Democracy Funding in Idaho

Democracy Funding in Idaho

As a part of our Democracy Lens tools, for each state in our region, we report a data snapshot about democratic activities (ranging from funding, voter participation and candidate demographics) and case studies (called Bright Spots). The Bright Spots illustrate the scope and story of philanthropic support for civic engagement. You can access these data and Bright Spot stories for the other Northwest states on the Democracy Lens webpage


The funding data below highlight totals in Idaho from grants of at least $5,000 for democratic activities. This funding summary compares data from three-year periods at two different time points: 2012-2014 and 2015-2017. The data include funding coming from outside of and within the state. Additional data and charts on voter participation and candidate demographics range from 2012 to 2019. 

Read how Idaho’s grantmakers have been involved in creating a stronger civic culture in these Bright Spot articles. 

Idaho Bright Spot: Solving Problems for the Common Good

Idaho Bright Spot: Supporting an Accurate Census Count

If you are a funder interested in highlighting your democracy work, please email our policy team to share your story.


Democracy Funding to Grantees in Idaho

Key points from the data include: 

  • Grantmaking overall increased in 2015-2017, making democracy funding – which has not increased – a smaller percentage of philanthropy overall.  
  • However, most of this funding continues to come from funders based in Idaho. This is unlike other parts of the Northwest and highlights local interest in supporting Idaho’s civic infrastructure. 
  2012-2014 2015-2017
Grants 38 33
Funders 22 21
Funding $3.7 million $3.5 million
Median Grant Amount $17,500 $20,000
Portion of Funding in Idaho* 1.9% 0.8%
Portion of Total Funders 2.9% 1.7%
Portion of Funding from In-State Funders 80% 84%
Funding per Resident $2.31 $2.10

*Excludes federal grants and relies on two datasets (Foundation Maps and Democracy Maps) updated at different frequencies. 
Sources: Democracy Maps by CandidFoundation Maps by Candid (for Percent of Total Grantmaking to State), American Community Survey (for Funding per Resident). Foundation data is less complete after 2017. 

Idaho Democracy Funding by Category
Grants can be listed under more than one area and from 2015-2017, $150,000 also
fell under “Other.” One caveat: a large portion of the media funding is not centered
on journalism, but instead supported Idaho’s data and research infrastructure.
For category definitions, visit 
Democracy Maps by Candid.


Recent Examples

  • Civic Participation: The Idaho Community Foundation provided $15,000 in 2019 to Catholic Charities of Idaho for census outreach.
  • Government: In 2018, the Association of Idaho Cities received $5,000 for their annual conference from the Blue Cross of Idaho Foundation for Health, Inc.






Public Participation in Democracy

Democracy grants provide members of the public with services to increase their abilities to participate in civic life, including elections and public service. Voting provides one snapshot of the public’s involvement in civil society.

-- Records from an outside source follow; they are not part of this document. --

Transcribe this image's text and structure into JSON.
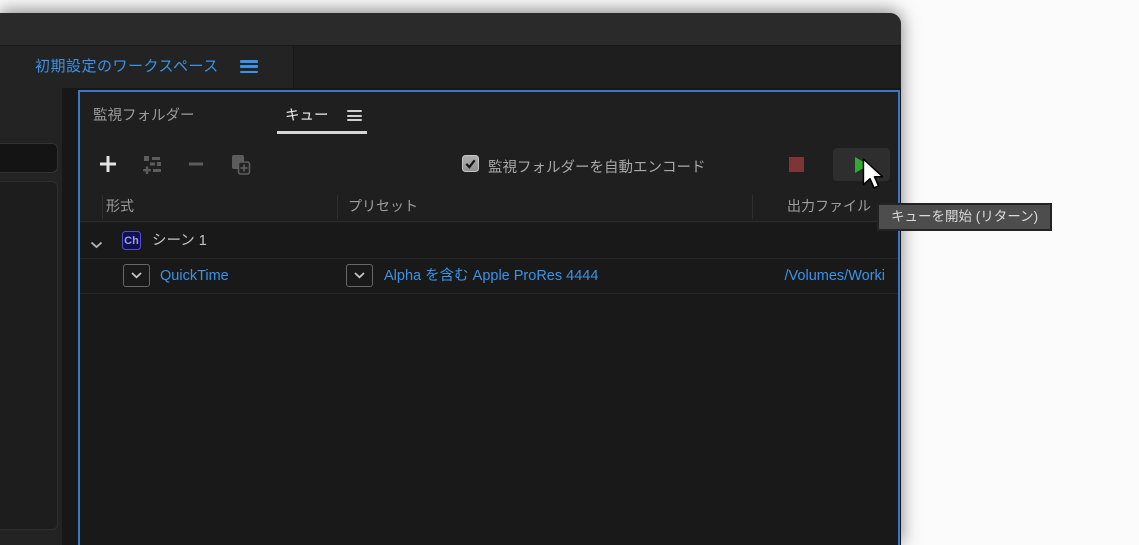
{
  "colors": {
    "accent_blue": "#3A93E8",
    "panel_border_blue": "#3B76C8",
    "play_green": "#2DAC2D",
    "stop_red": "#7D3538",
    "tab_underline": "#D6D6D6",
    "ch_badge_bg": "#10104E",
    "ch_badge_text": "#9B9BF0"
  },
  "workspace_bar": {
    "title": "初期設定のワークスペース",
    "menu_icon": "hamburger-menu-icon"
  },
  "queue_panel": {
    "tabs": [
      {
        "label": "監視フォルダー",
        "active": false
      },
      {
        "label": "キュー",
        "active": true
      }
    ],
    "panel_menu_icon": "hamburger-menu-icon",
    "toolbar": {
      "add_icon": "plus-icon",
      "add_preset_icon": "preset-sliders-icon",
      "remove_icon": "minus-icon",
      "duplicate_icon": "duplicate-icon",
      "auto_encode": {
        "label": "監視フォルダーを自動エンコード",
        "checked": true
      },
      "stop_icon": "stop-square-icon",
      "start_icon": "play-triangle-icon"
    },
    "columns": {
      "format": "形式",
      "preset": "プリセット",
      "output": "出力ファイル"
    },
    "queue_items": [
      {
        "group_label": "シーン 1",
        "app_badge": "Ch",
        "outputs": [
          {
            "format": "QuickTime",
            "preset": "Alpha を含む Apple ProRes 4444",
            "output_file": "/Volumes/Worki"
          }
        ]
      }
    ]
  },
  "tooltip": {
    "text": "キューを開始 (リターン)"
  }
}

The Massachusetts Institute of Technology’s Elections Performance Index ranked Idaho’s election performance last out of the 50 states plus Washington, D.C. in 2016. This score, slightly lower than its 2014 rank, is based on 17 election performance metrics, showing below average rates in Idaho on election participation and accessibility. This may be compounded with only a small fraction of Idaho’s democracy funding supporting electoral participation or civic engagement. However, Idaho’s turnout is similar to the nationwide turnout in recent elections. Participation is higher among those registered to vote, though registration has not increased in recent years.

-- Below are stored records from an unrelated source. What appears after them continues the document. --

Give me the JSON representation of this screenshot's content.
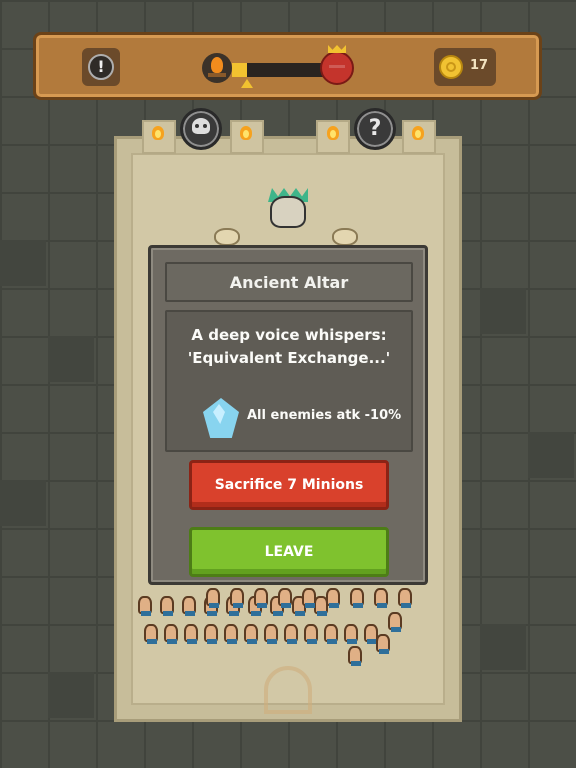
{
  "hud": {
    "alert_icon": "exclamation-icon",
    "alert_symbol": "!",
    "progress_fraction": 0.16,
    "start_icon": "campfire-icon",
    "boss_icon": "demon-king-icon",
    "coin_icon": "coin-icon",
    "coins": "17"
  },
  "room": {
    "left_icon": "skull-icon",
    "right_icon": "question-icon",
    "right_symbol": "?"
  },
  "event": {
    "title": "Ancient Altar",
    "message_line1": "A deep voice whispers:",
    "message_line2": "'Equivalent Exchange...'",
    "effect_icon": "crystal-icon",
    "effect_text": "All enemies atk -10%",
    "sacrifice_label": "Sacrifice 7 Minions",
    "leave_label": "LEAVE"
  },
  "colors": {
    "sacrifice": "#d9412c",
    "leave": "#7fc22e",
    "hud_wood": "#b27a3c",
    "progress": "#f2c230"
  }
}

Idaho Voter Participation graph
Sources: United States Election Project (voter eligible population and turnout), 
Idaho Secretary of State’s Office (registration) and Statista (national voter registration).

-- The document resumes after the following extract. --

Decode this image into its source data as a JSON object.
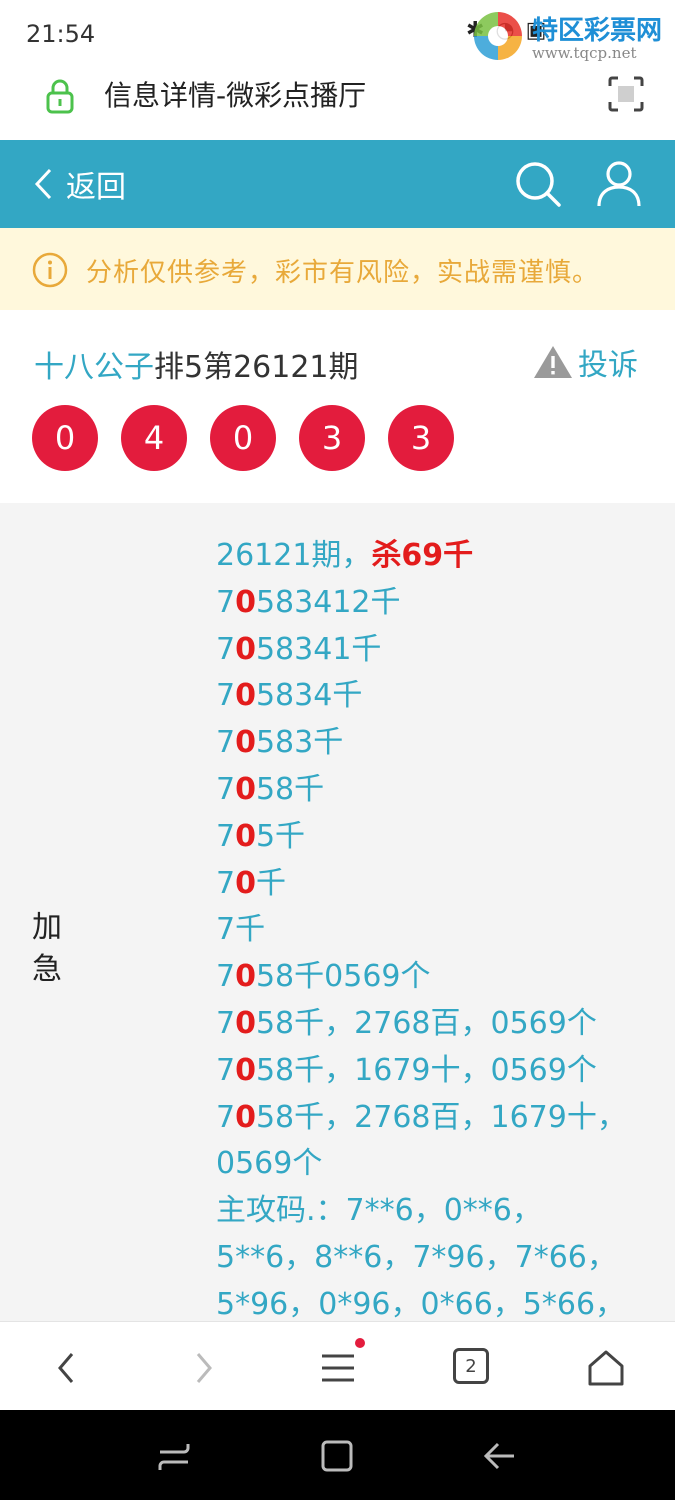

Demographics of Candidates

Political candidacy is also a way to ensure that democracy is reflective of the public good, but not all demographic groups are equally likely to run for office in Idaho. People of color are almost 20% of the population but 2% of total county, state and federal representatives in 2019. White males are the most elected demographic group, and all of Idaho’s four federal officials were white males in 2019.

Candidate demographics in the 2014 and 2018 elections are mostly like those of officeholders in 2015 and 2019, showing that people of color are not often running for office in Idaho but are similarly likely to win as others. One exception occurred in 2018, when 60% of candidates were white men compared to 66% of 2019 officeholders, whereas 38% of candidates were white women in contrast to 32% of officeholders the following year, though not all offices are up for election each cycle.

Idaho Officeholder Demographics
*Population demographics are approximate and shifted slightly from 2015 to 2019. POC means people of color.
Source: Reflective Democracy Campaign (2014-15 and 2018-19 Demographics of Power datasets – excluding city officials).

Interested in learning more about democracy funding?

Take a look at our Democracy Lens webpage for more information.